WHAT YOU NEED TO DO -
Nothing but an exact reproduction of the records, pictures excluded, should be returned.

Records excerpted from a collection -
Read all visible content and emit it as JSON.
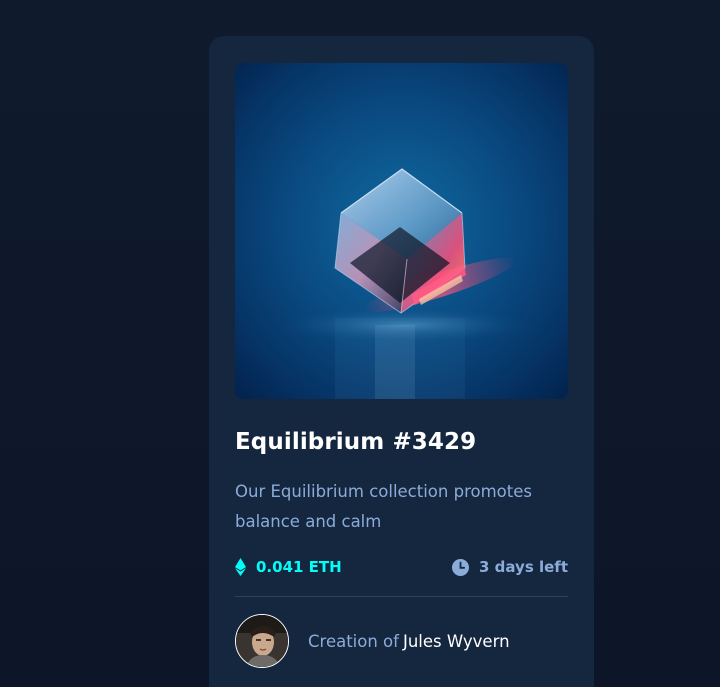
{
  "card": {
    "title": "Equilibrium #3429",
    "description": "Our Equilibrium collection promotes balance and calm",
    "price": "0.041 ETH",
    "time_left": "3 days left",
    "creator_prefix": "Creation of",
    "creator_name": "Jules Wyvern"
  },
  "icons": {
    "price": "ethereum-icon",
    "time": "clock-icon"
  },
  "colors": {
    "page_bg": "#0e1729",
    "card_bg": "#15263f",
    "accent_cyan": "#00fff8",
    "soft_blue": "#8bacd9",
    "white": "#ffffff",
    "divider": "#2e405a"
  }
}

RESULT -
Read all visible content and emit it as JSON.
{
  "card": {
    "title": "Equilibrium #3429",
    "description": "Our Equilibrium collection promotes balance and calm",
    "price": "0.041 ETH",
    "time_left": "3 days left",
    "creator_prefix": "Creation of",
    "creator_name": "Jules Wyvern"
  },
  "icons": {
    "price": "ethereum-icon",
    "time": "clock-icon"
  },
  "colors": {
    "page_bg": "#0e1729",
    "card_bg": "#15263f",
    "accent_cyan": "#00fff8",
    "soft_blue": "#8bacd9",
    "white": "#ffffff",
    "divider": "#2e405a"
  }
}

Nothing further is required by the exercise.